Deeply committed to the establishment and development of the State of Israel, Judith G. Epstein dedicated her career as a social and political activist to Hadassah, the Women’s Zionist Organization of America. She served Hadassah in many leadership roles, including two terms as president. She also attended several meetings of the Zionist World Congress as a delegate, served as a representative to the United Nations, and was largely responsible for funding the Rothschild–Hadassah–University Hospital in Jerusalem.
Judith Epstein was born in Worcester, Massachusetts, on November 2, 1895, to Sarah (Baum) and Edward Epstein, both of Eastern European descent. Her father was a wholesaler of upscale men’s sportswear, and her mother, like herself, was active in Hadassah and other charitable organizations. The Epsteins had three children, Judith, the eldest, and two sons, Joshua and Abbe. She graduated from Hunter College in 1916 and went on to teach English at the Julia Richman High School in New York City. She married Moses P. Epstein, a textile manufacturer, in 1917. Epstein’s mother was one of the earliest members of Hadassah, and Epstein herself was a member by 1917. By age twenty-four, she had been named president of the West End chapter of Hadassah, and in 1928 she was elected national secretary. In 1934 she was chair of the building fund for the Rothschild–Hadassah–University Hospital, and then served two terms as president (1937–1939, 1943–1947).
Epstein’s early years in Hadassah were marked by great changes for international Jewry. Hadassah’s initial mission was to bring much-needed health care, research, and teaching to Palestine. Yet under Epstein’s leadership during World War II, the desire for a Jewish homeland became more relevant. As Hadassah’s representative, she was involved firsthand in the political battles to establish the State of Israel, attending Zionist World Congress meetings, visiting the displaced persons camps in Europe, and traveling to Israel often.
As Hadassah’s representative, Epstein headed delegations to the 1937 and 1939 World Zionist Congresses. The 1939 Congress in Geneva was particularly difficult, as war was declared only twenty-four hours after Epstein boarded a ship home. At the request of her husband, she left the presidency after the Geneva Congress, but returned to the organization four years later. At the time of her leadership, Hadassah’s membership grew so rapidly that it became the largest Zionist organization in the world.

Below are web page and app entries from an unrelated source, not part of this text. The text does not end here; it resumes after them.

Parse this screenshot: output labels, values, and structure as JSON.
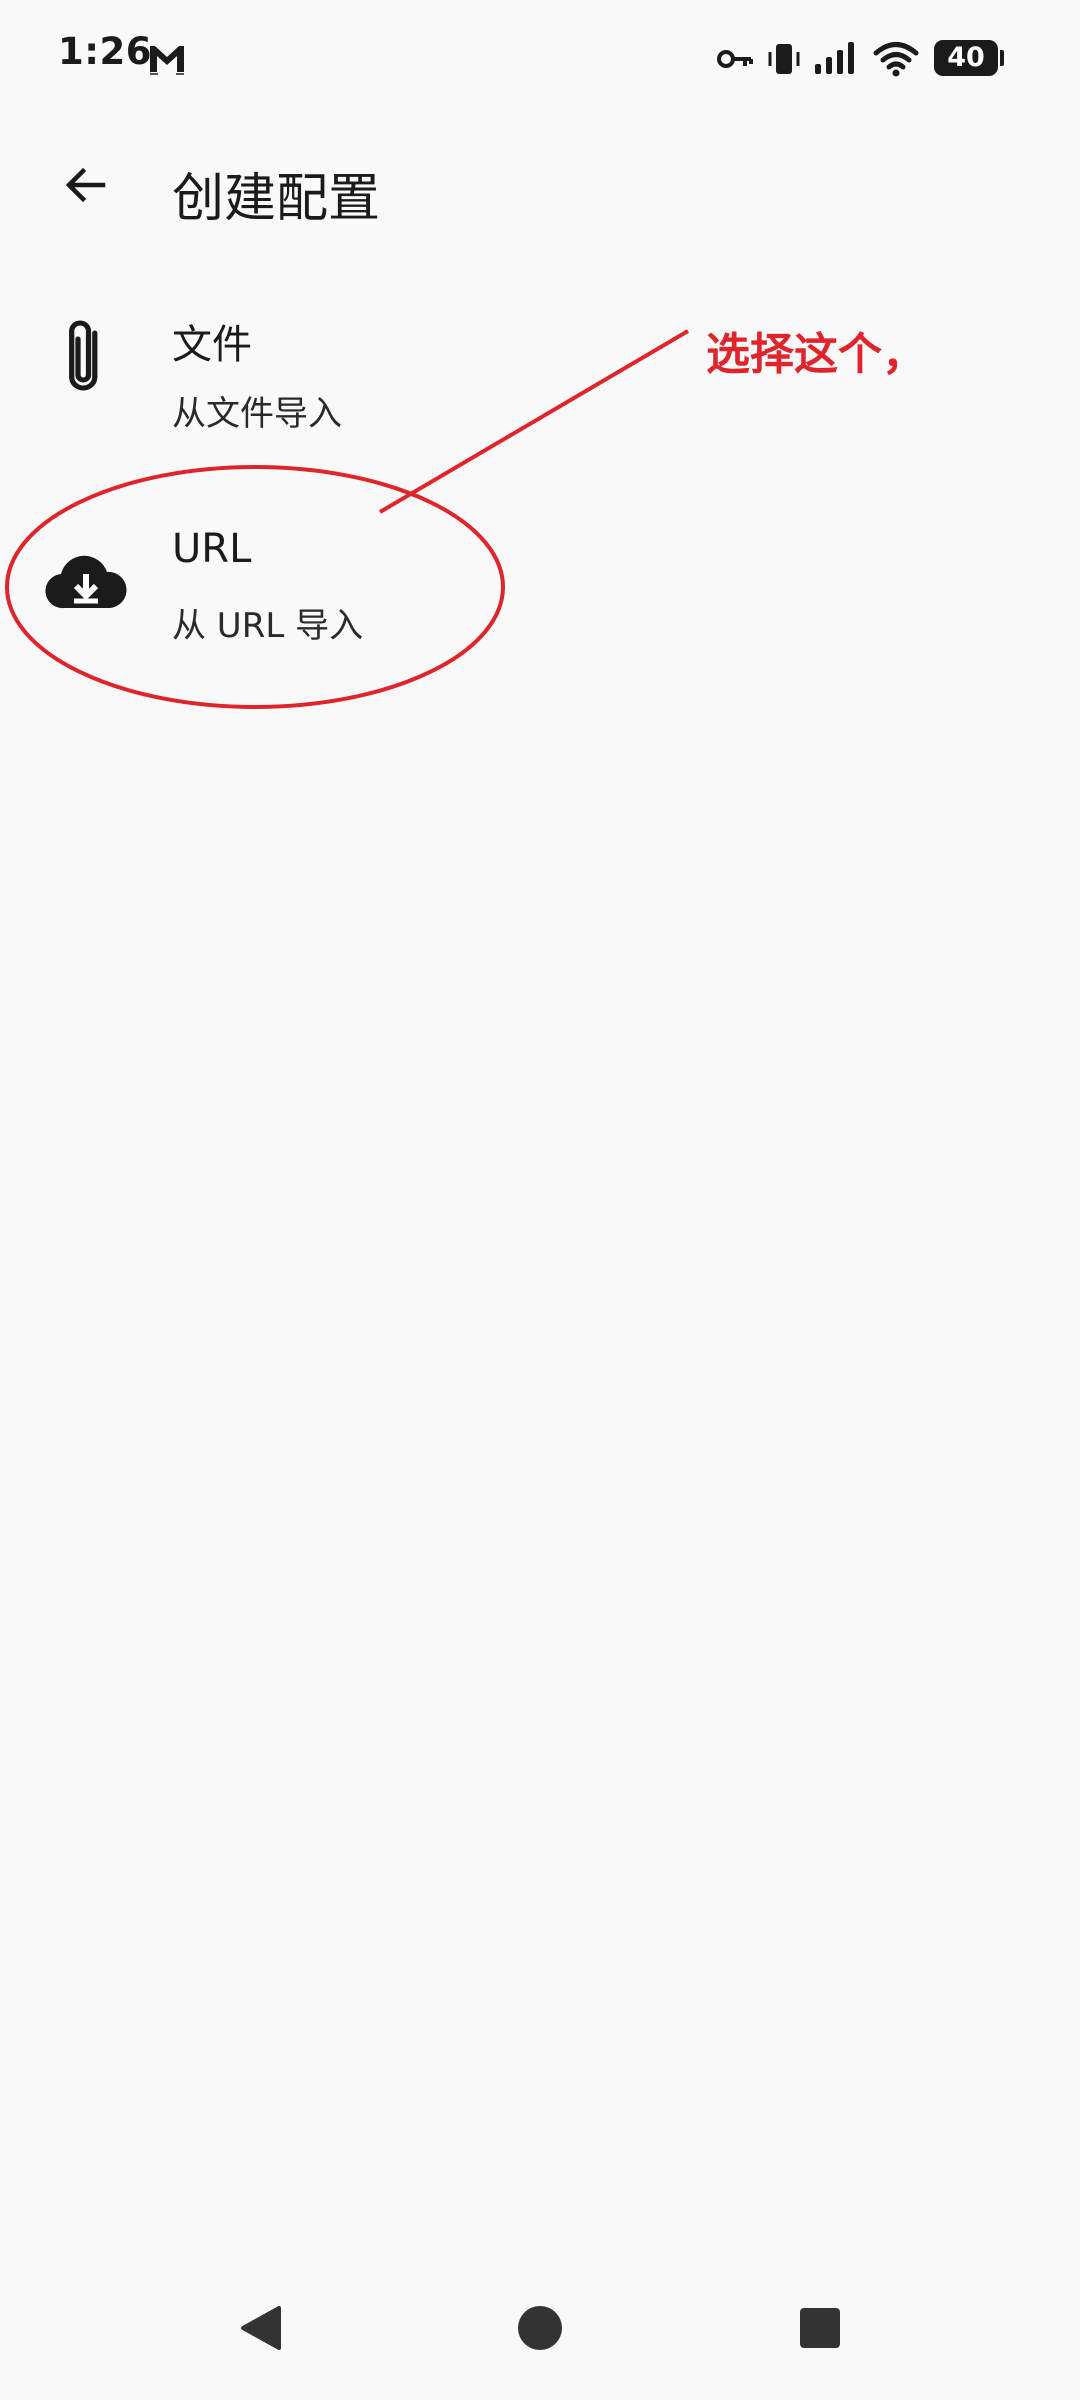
{
  "status_bar": {
    "time": "1:26",
    "battery": "40",
    "icons": [
      "gmail-icon",
      "vpn-key-icon",
      "vibrate-icon",
      "signal-icon",
      "wifi-icon",
      "battery-icon"
    ]
  },
  "app_bar": {
    "title": "创建配置",
    "back_icon": "arrow-left-icon"
  },
  "list": {
    "items": [
      {
        "title": "文件",
        "subtitle": "从文件导入",
        "icon": "paperclip-icon"
      },
      {
        "title": "URL",
        "subtitle": "从 URL 导入",
        "icon": "cloud-download-icon"
      }
    ]
  },
  "annotation": {
    "text": "选择这个，",
    "color": "#e0242c"
  },
  "nav_bar": {
    "icons": [
      "nav-back-icon",
      "nav-home-icon",
      "nav-recents-icon"
    ]
  },
  "colors": {
    "background": "#f9f9f9",
    "text": "#1b1b1b",
    "annotation": "#e0242c",
    "nav": "#333333"
  }
}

Judith Epstein’s dedication to Hadassah, however, did not wane after her presidency. She continued to serve the organization by chairing numerous committees and assisting in daily operations. In addition to her Hadassah activities, Epstein served as chair of the Public Relations Committee of the American Zionist Council and spent several years as Hadassah’s representative to the United Nations.

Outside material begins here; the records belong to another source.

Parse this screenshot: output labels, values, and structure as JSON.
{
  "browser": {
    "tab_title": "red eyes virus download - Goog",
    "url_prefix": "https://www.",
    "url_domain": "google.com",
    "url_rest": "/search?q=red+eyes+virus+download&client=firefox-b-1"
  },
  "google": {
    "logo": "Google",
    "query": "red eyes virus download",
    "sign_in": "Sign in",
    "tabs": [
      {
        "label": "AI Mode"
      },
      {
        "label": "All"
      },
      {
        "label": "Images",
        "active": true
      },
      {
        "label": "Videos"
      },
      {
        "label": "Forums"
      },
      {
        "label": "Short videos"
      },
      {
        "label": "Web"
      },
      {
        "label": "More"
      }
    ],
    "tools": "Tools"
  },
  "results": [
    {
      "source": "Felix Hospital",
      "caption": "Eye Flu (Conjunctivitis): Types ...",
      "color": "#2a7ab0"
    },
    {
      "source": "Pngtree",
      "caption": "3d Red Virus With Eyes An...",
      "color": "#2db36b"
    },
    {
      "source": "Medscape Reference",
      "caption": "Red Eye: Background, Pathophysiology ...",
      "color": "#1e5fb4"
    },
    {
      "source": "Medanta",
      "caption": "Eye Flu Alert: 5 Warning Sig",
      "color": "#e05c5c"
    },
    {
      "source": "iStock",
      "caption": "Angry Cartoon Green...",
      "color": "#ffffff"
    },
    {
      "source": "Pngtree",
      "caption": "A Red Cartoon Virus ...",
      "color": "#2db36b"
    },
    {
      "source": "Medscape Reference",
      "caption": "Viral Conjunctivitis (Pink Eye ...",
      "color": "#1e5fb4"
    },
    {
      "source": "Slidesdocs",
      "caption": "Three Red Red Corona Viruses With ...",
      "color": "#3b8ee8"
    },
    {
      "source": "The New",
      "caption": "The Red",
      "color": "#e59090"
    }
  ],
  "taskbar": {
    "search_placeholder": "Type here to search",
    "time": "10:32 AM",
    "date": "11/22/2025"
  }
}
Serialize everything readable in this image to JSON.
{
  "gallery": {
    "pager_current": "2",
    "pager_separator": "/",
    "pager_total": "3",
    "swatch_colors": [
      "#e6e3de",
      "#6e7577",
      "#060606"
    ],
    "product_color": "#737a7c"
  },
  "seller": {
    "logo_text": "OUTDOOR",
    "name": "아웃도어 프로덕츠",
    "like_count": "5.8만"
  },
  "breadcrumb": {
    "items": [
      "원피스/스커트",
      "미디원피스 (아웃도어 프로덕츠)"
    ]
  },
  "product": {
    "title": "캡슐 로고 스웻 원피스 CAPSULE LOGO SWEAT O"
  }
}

Epstein was recognized for her commitment to Israel and Hadassah when the organization established an endowment and memorial award in her name. She was also named a Distinguished Alumna of Hunter College.
Judith Epstein was the mother of two children, Naomi Cohen and David Epstein, grandmother of five, and great-grandmother of nine. She died of a heart attack on October 27, 1988, in New York City.

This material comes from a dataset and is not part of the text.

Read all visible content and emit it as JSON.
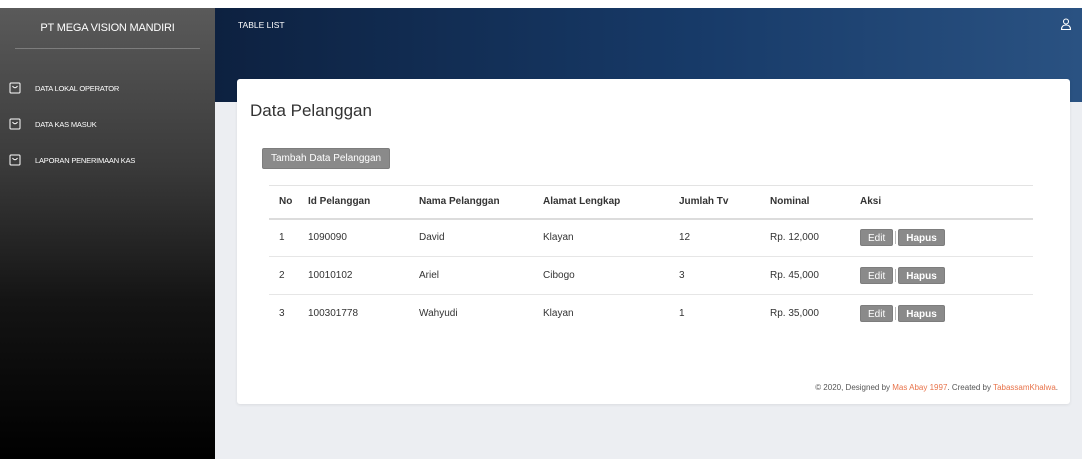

EJ; Epstein, Judith G. Papers. Hadassah Archives, New York; Obituary. NYTimes, October 28, 1988; “Old Age: A Case of Spirit Not Chronology.” NYTimes, January 23, 1974; UJE; WWIAJ (1938, addenda).
More on Judith G. Epstein
How to cite this page
Fox, Susan. "Judith G. Epstein." Jewish Women: A Comprehensive Historical Encyclopedia. 27 February 2009. Jewish Women's Archive. (Viewed on January 24, 2020) <https://qa.jwa.org/encyclopedia/article/epstein-judith-g>.